Extracted records
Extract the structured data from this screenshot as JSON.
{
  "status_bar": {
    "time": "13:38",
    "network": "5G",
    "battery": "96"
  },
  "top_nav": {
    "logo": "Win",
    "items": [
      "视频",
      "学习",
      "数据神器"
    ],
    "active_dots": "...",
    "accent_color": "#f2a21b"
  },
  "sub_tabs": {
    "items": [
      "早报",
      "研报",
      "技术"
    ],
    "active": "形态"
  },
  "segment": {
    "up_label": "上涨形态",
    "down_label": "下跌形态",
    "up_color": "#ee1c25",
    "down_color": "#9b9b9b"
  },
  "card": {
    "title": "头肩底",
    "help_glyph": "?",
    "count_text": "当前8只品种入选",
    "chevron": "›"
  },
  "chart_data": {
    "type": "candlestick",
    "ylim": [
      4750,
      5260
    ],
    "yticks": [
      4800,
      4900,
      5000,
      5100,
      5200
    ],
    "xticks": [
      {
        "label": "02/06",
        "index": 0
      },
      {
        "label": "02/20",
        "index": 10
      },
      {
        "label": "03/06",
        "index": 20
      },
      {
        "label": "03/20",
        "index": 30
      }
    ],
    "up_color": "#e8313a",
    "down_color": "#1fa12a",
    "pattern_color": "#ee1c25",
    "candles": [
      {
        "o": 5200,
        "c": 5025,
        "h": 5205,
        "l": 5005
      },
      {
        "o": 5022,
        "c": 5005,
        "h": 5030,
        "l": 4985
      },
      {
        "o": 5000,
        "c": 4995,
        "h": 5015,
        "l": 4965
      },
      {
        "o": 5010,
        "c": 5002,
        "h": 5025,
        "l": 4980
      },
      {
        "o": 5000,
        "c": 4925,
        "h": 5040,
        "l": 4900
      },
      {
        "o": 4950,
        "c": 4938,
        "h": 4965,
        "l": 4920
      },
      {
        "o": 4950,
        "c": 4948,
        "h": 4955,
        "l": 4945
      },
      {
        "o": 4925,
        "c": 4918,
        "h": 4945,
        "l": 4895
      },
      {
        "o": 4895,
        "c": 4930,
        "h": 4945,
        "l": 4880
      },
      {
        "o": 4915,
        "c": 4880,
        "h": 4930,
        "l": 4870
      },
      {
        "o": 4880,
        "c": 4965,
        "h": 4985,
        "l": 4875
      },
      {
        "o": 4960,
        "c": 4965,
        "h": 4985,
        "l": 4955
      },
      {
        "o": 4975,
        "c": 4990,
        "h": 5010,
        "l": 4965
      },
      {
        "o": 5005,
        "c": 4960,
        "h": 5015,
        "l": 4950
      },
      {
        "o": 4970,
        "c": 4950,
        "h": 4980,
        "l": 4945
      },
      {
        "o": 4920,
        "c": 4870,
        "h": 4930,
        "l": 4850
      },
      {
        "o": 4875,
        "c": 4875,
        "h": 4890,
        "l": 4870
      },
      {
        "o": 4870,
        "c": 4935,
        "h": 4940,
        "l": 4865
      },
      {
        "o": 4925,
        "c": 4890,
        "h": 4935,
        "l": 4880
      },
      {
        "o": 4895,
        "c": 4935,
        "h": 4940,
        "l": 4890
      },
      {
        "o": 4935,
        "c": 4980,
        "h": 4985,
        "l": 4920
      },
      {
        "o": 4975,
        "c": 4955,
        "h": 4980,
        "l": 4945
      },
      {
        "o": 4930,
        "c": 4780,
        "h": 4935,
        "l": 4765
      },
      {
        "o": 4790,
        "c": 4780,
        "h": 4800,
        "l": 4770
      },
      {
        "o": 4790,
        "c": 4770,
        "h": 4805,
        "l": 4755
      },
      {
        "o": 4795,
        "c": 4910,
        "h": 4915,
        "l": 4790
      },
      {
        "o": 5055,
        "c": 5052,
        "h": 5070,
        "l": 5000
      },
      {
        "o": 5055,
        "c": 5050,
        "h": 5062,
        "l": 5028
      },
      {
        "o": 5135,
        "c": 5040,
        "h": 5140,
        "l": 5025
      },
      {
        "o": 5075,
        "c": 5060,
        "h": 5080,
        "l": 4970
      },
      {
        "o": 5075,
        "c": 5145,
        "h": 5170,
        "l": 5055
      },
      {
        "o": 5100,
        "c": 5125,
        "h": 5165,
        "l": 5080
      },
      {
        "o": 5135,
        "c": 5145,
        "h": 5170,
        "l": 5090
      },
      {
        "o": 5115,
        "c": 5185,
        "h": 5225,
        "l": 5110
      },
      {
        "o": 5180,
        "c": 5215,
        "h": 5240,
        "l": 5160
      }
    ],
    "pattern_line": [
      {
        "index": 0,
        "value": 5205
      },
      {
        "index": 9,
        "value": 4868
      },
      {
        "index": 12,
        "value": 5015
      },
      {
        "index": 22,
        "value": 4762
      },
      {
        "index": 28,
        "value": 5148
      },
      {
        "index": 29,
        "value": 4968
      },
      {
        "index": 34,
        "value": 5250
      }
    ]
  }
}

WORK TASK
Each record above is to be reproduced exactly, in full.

RESULT FOR THIS TASK
Extract the structured data from this screenshot as JSON.
{
  "status_bar": {
    "time": "13:38",
    "network": "5G",
    "battery": "96"
  },
  "top_nav": {
    "logo": "Win",
    "items": [
      "视频",
      "学习",
      "数据神器"
    ],
    "active_dots": "...",
    "accent_color": "#f2a21b"
  },
  "sub_tabs": {
    "items": [
      "早报",
      "研报",
      "技术"
    ],
    "active": "形态"
  },
  "segment": {
    "up_label": "上涨形态",
    "down_label": "下跌形态",
    "up_color": "#ee1c25",
    "down_color": "#9b9b9b"
  },
  "card": {
    "title": "头肩底",
    "help_glyph": "?",
    "count_text": "当前8只品种入选",
    "chevron": "›"
  },
  "chart_data": {
    "type": "candlestick",
    "ylim": [
      4750,
      5260
    ],
    "yticks": [
      4800,
      4900,
      5000,
      5100,
      5200
    ],
    "xticks": [
      {
        "label": "02/06",
        "index": 0
      },
      {
        "label": "02/20",
        "index": 10
      },
      {
        "label": "03/06",
        "index": 20
      },
      {
        "label": "03/20",
        "index": 30
      }
    ],
    "up_color": "#e8313a",
    "down_color": "#1fa12a",
    "pattern_color": "#ee1c25",
    "candles": [
      {
        "o": 5200,
        "c": 5025,
        "h": 5205,
        "l": 5005
      },
      {
        "o": 5022,
        "c": 5005,
        "h": 5030,
        "l": 4985
      },
      {
        "o": 5000,
        "c": 4995,
        "h": 5015,
        "l": 4965
      },
      {
        "o": 5010,
        "c": 5002,
        "h": 5025,
        "l": 4980
      },
      {
        "o": 5000,
        "c": 4925,
        "h": 5040,
        "l": 4900
      },
      {
        "o": 4950,
        "c": 4938,
        "h": 4965,
        "l": 4920
      },
      {
        "o": 4950,
        "c": 4948,
        "h": 4955,
        "l": 4945
      },
      {
        "o": 4925,
        "c": 4918,
        "h": 4945,
        "l": 4895
      },
      {
        "o": 4895,
        "c": 4930,
        "h": 4945,
        "l": 4880
      },
      {
        "o": 4915,
        "c": 4880,
        "h": 4930,
        "l": 4870
      },
      {
        "o": 4880,
        "c": 4965,
        "h": 4985,
        "l": 4875
      },
      {
        "o": 4960,
        "c": 4965,
        "h": 4985,
        "l": 4955
      },
      {
        "o": 4975,
        "c": 4990,
        "h": 5010,
        "l": 4965
      },
      {
        "o": 5005,
        "c": 4960,
        "h": 5015,
        "l": 4950
      },
      {
        "o": 4970,
        "c": 4950,
        "h": 4980,
        "l": 4945
      },
      {
        "o": 4920,
        "c": 4870,
        "h": 4930,
        "l": 4850
      },
      {
        "o": 4875,
        "c": 4875,
        "h": 4890,
        "l": 4870
      },
      {
        "o": 4870,
        "c": 4935,
        "h": 4940,
        "l": 4865
      },
      {
        "o": 4925,
        "c": 4890,
        "h": 4935,
        "l": 4880
      },
      {
        "o": 4895,
        "c": 4935,
        "h": 4940,
        "l": 4890
      },
      {
        "o": 4935,
        "c": 4980,
        "h": 4985,
        "l": 4920
      },
      {
        "o": 4975,
        "c": 4955,
        "h": 4980,
        "l": 4945
      },
      {
        "o": 4930,
        "c": 4780,
        "h": 4935,
        "l": 4765
      },
      {
        "o": 4790,
        "c": 4780,
        "h": 4800,
        "l": 4770
      },
      {
        "o": 4790,
        "c": 4770,
        "h": 4805,
        "l": 4755
      },
      {
        "o": 4795,
        "c": 4910,
        "h": 4915,
        "l": 4790
      },
      {
        "o": 5055,
        "c": 5052,
        "h": 5070,
        "l": 5000
      },
      {
        "o": 5055,
        "c": 5050,
        "h": 5062,
        "l": 5028
      },
      {
        "o": 5135,
        "c": 5040,
        "h": 5140,
        "l": 5025
      },
      {
        "o": 5075,
        "c": 5060,
        "h": 5080,
        "l": 4970
      },
      {
        "o": 5075,
        "c": 5145,
        "h": 5170,
        "l": 5055
      },
      {
        "o": 5100,
        "c": 5125,
        "h": 5165,
        "l": 5080
      },
      {
        "o": 5135,
        "c": 5145,
        "h": 5170,
        "l": 5090
      },
      {
        "o": 5115,
        "c": 5185,
        "h": 5225,
        "l": 5110
      },
      {
        "o": 5180,
        "c": 5215,
        "h": 5240,
        "l": 5160
      }
    ],
    "pattern_line": [
      {
        "index": 0,
        "value": 5205
      },
      {
        "index": 9,
        "value": 4868
      },
      {
        "index": 12,
        "value": 5015
      },
      {
        "index": 22,
        "value": 4762
      },
      {
        "index": 28,
        "value": 5148
      },
      {
        "index": 29,
        "value": 4968
      },
      {
        "index": 34,
        "value": 5250
      }
    ]
  }
}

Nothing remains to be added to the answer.